It was one of the great moments of personal transformation, and it changed not only Moses but also our very conception of leadership itself.
By the end of Sefer Bamidbar, Moses’s career as a leader seemed to have come to its end. He had appointed his successor, Joshua, and it would be he, not Moses, who would lead the people across the Jordan into the Promised Land. Moses seemed to have achieved everything he was destined to achieve. For him there would be no more battles to fight, no more miracles to perform, no more prayers to make on behalf of the people.
It is what Moses did next that bears the mark of greatness. For the last month of his life he assembled the people and delivered the series of addresses we know as Sefer Devarim, literally “words.” In them he reviewed the people’s past and foresaw their future. He gave them laws, some he had given them before but in a different form, others that were new and that he had waited to announce until the people were about to enter the land. Linking all these details of law and history into a single overarching vision, he taught the people to see themselves as an am kadosh, a holy people, the only people whose sovereign and lawgiver was God himself.
If someone who knew nothing about Judaism and the Jewish people were to ask you for a single book that would explain them both – who Jews are and why they do what they do – the best answer would be Devarim. No other book so encapsulates and dramatizes all the key elements of Judaism as a faith and way of life.

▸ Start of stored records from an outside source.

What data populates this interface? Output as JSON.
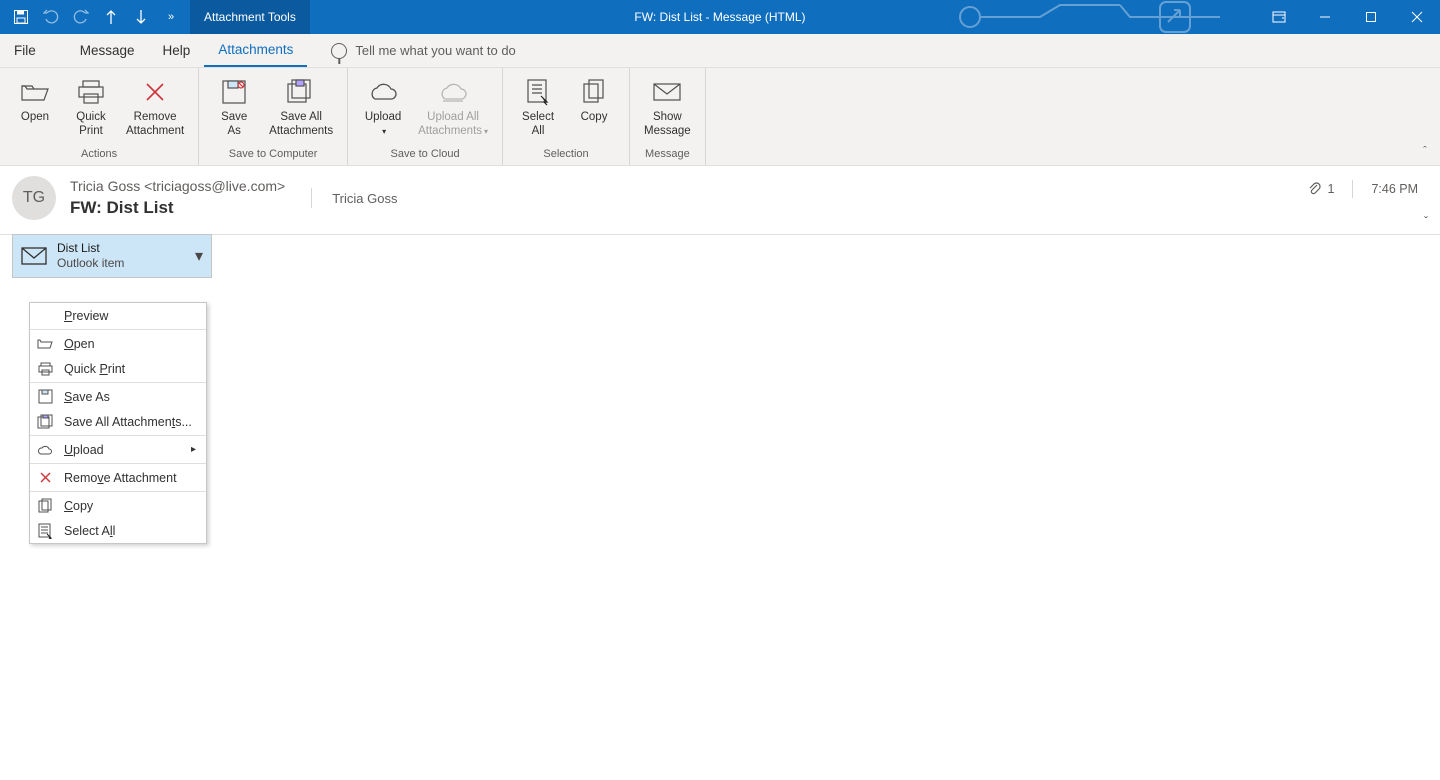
{
  "titlebar": {
    "context_tab": "Attachment Tools",
    "title": "FW: Dist List  -  Message (HTML)"
  },
  "tabs": {
    "file": "File",
    "message": "Message",
    "help": "Help",
    "attachments": "Attachments",
    "tell_me": "Tell me what you want to do"
  },
  "ribbon": {
    "actions": {
      "open": "Open",
      "quick_print_l1": "Quick",
      "quick_print_l2": "Print",
      "remove_l1": "Remove",
      "remove_l2": "Attachment",
      "group_label": "Actions"
    },
    "save_computer": {
      "save_as_l1": "Save",
      "save_as_l2": "As",
      "save_all_l1": "Save All",
      "save_all_l2": "Attachments",
      "group_label": "Save to Computer"
    },
    "save_cloud": {
      "upload": "Upload",
      "upload_all_l1": "Upload All",
      "upload_all_l2": "Attachments",
      "group_label": "Save to Cloud"
    },
    "selection": {
      "select_all_l1": "Select",
      "select_all_l2": "All",
      "copy": "Copy",
      "group_label": "Selection"
    },
    "message": {
      "show_msg_l1": "Show",
      "show_msg_l2": "Message",
      "group_label": "Message"
    }
  },
  "header": {
    "avatar": "TG",
    "from": "Tricia Goss <triciagoss@live.com>",
    "subject": "FW: Dist List",
    "to": "Tricia Goss",
    "attach_count": "1",
    "time": "7:46 PM"
  },
  "attachment": {
    "name": "Dist List",
    "type": "Outlook item"
  },
  "ctx": {
    "preview": "review",
    "open": "pen",
    "quick_print": "Quick ",
    "quick_print2": "rint",
    "save_as": "ave As",
    "save_all": "Save All Attachmen",
    "save_all2": "s...",
    "upload": "pload",
    "remove": "Remo",
    "remove2": "e Attachment",
    "copy": "opy",
    "select_all": "Select A",
    "select_all2": "l"
  }
}
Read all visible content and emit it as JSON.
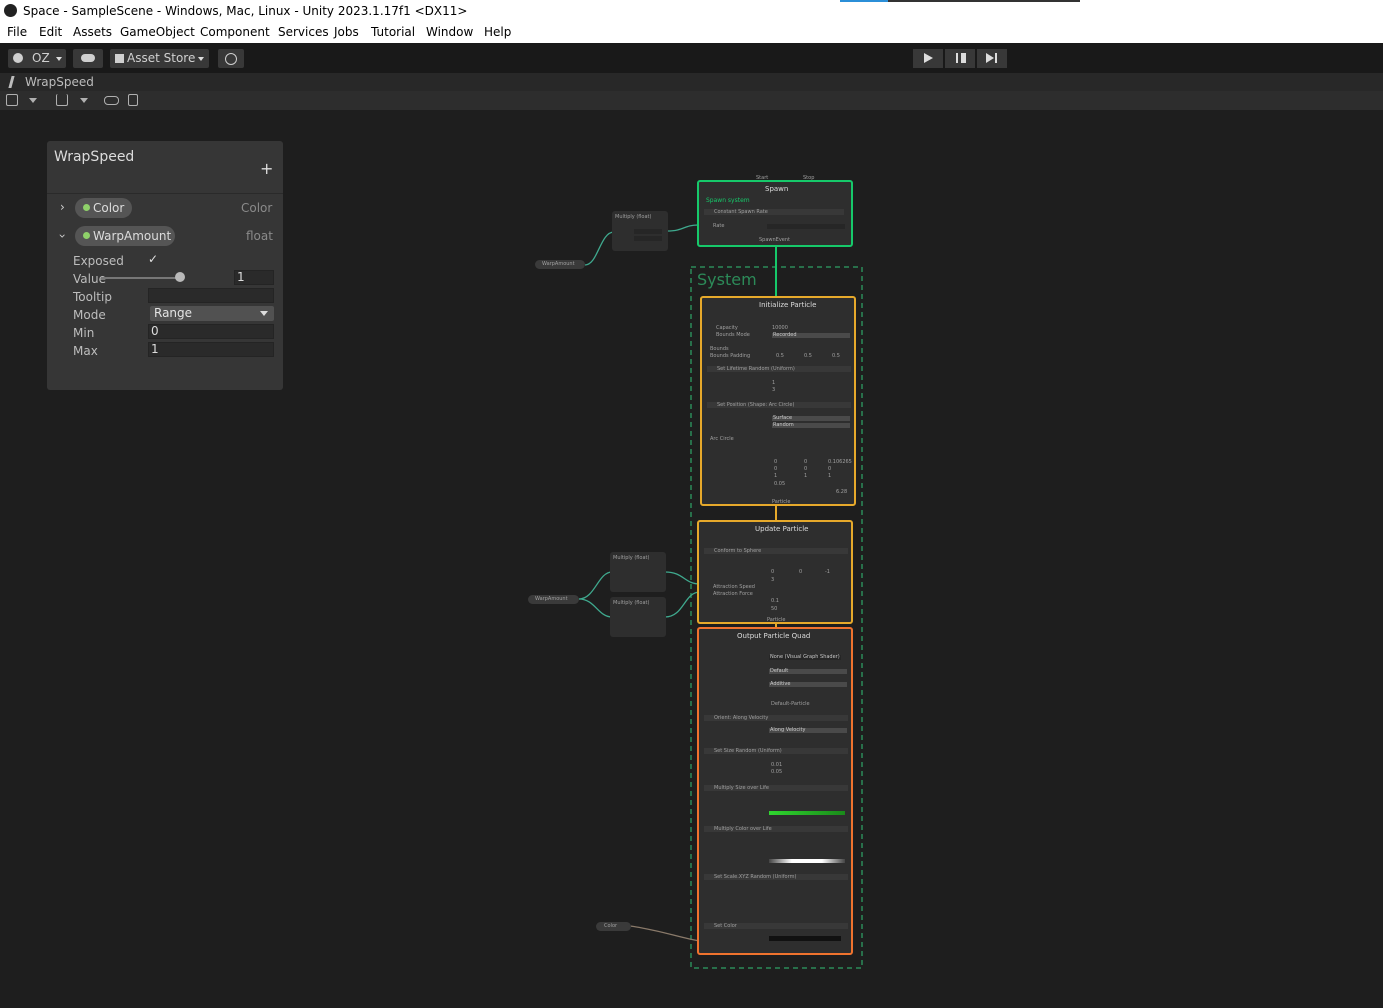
{
  "window": {
    "title": "Space - SampleScene - Windows, Mac, Linux - Unity 2023.1.17f1 <DX11>"
  },
  "menu": [
    "File",
    "Edit",
    "Assets",
    "GameObject",
    "Component",
    "Services",
    "Jobs",
    "Tutorial",
    "Window",
    "Help"
  ],
  "toolbar": {
    "account": "OZ",
    "asset_store": "Asset Store"
  },
  "tab": {
    "label": "WrapSpeed"
  },
  "blackboard": {
    "title": "WrapSpeed",
    "add_symbol": "+",
    "properties": [
      {
        "name": "Color",
        "type": "Color"
      },
      {
        "name": "WarpAmount",
        "type": "float"
      }
    ],
    "labels": {
      "exposed": "Exposed",
      "value": "Value",
      "tooltip": "Tooltip",
      "mode": "Mode",
      "min": "Min",
      "max": "Max"
    },
    "values": {
      "exposed": "✓",
      "value": "1",
      "mode": "Range",
      "min": "0",
      "max": "1"
    }
  },
  "graph": {
    "spawn": {
      "title": "Spawn",
      "subtitle": "Spawn system",
      "block": "Constant Spawn Rate",
      "rate_label": "Rate",
      "start": "Start",
      "stop": "Stop",
      "event": "SpawnEvent"
    },
    "system_label": "System",
    "initialize": {
      "title": "Initialize Particle",
      "capacity_label": "Capacity",
      "capacity": "10000",
      "bounds_mode_label": "Bounds Mode",
      "bounds_mode": "Recorded",
      "bounds_label": "Bounds",
      "padding_label": "Bounds Padding",
      "padding": [
        "0.5",
        "0.5",
        "0.5"
      ],
      "block1": "Set Lifetime Random (Uniform)",
      "a": "1",
      "b": "3",
      "block2": "Set Position (Shape: Arc Circle)",
      "pos_mode": "Surface",
      "spawn_mode": "Random",
      "arc_circle": "Arc Circle",
      "position": [
        "0",
        "0",
        "0.106265"
      ],
      "angles": [
        "0",
        "0",
        "0"
      ],
      "scale": [
        "1",
        "1",
        "1"
      ],
      "radius": "0.05",
      "arc": "6.28",
      "out": "Particle"
    },
    "update": {
      "title": "Update Particle",
      "block": "Conform to Sphere",
      "center": [
        "0",
        "0",
        "-1"
      ],
      "radius": "3",
      "attraction_speed": "Attraction Speed",
      "attraction_force": "Attraction Force",
      "stick_distance": "0.1",
      "stick_force": "50",
      "out": "Particle"
    },
    "output": {
      "title": "Output Particle Quad",
      "shader_graph": "None (Visual Graph Shader)",
      "uv_mode": "Default",
      "blend_mode": "Additive",
      "main_texture": "Default-Particle",
      "block1": "Orient: Along Velocity",
      "mode": "Along Velocity",
      "block2": "Set Size Random (Uniform)",
      "a": "0.01",
      "b": "0.05",
      "block3": "Multiply Size over Life",
      "block4": "Multiply Color over Life",
      "block5": "Set Scale.XYZ Random (Uniform)",
      "block6": "Set Color"
    },
    "multiply_label": "Multiply (float)",
    "warp_node": "WarpAmount",
    "color_node": "Color"
  },
  "colors": {
    "spawn_border": "#16c96a",
    "init_border": "#e6a92b",
    "update_border": "#e6a92b",
    "output_border": "#f0732e",
    "system_dashed": "#2c8a58",
    "wire": "#3fa98e"
  }
}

In a much-watched TED lecture (and a book with the same name),Simon Sinek says that the transformative leaders are those who “Start with Why.” More poetically, Antoine de Saint-Exupery said, “If you want to build a ship, don’t drum up people together to collect wood and don’t assign them tasks and work, but rather teach them to long for the endless immensity of the sea.”
In Devarim, Moses gave the people their Why. They are God’s people, the nation on whom He has set his love, the people He rescued from slavery and gave, in the form of the commandments, the constitution of liberty. They may be small but they are unique. They are the people who, in themselves, testify to something beyond themselves. They are the people whose fate will defy the normal laws of history. Other nations, says Moses, will recognize the miraculous nature of the Jewish story – and so, from Blaise Pascal to Nikolai Berdyaev and beyond, they did.
In the last month of his life Moses ceased to be the liberator, the miracle worker and redeemer, and became instead Moshe Rabbeinu – Moses, our teacher. He was the first instance in history of a leadership type in which Jews have excelled: the leader-as- teacher.
Moses surely knew that some of his greatest achievements would not last forever. The people he had rescued would one day suffer exile and persecution again. The next time, though, they would not have a Moses to do miracles. So he planted a vision in their minds, hope in their hearts, a discipline in their deeds, and a strength in their souls that would never fade. When leaders become educators they change lives.
In a powerful essay, “Who is fit to lead the Jewish people?” Rabbi Joseph Soloveitchik contrasted the Jewish attitude to kings and teachers as leadership types. The Torah places severe limits on the power of kings. They must not multiply gold, or wives, or horses. A king is commanded “not to consider himself better than his fellow Israelites nor turn from the law to the right or to the left” (Deuteronomy 17:20).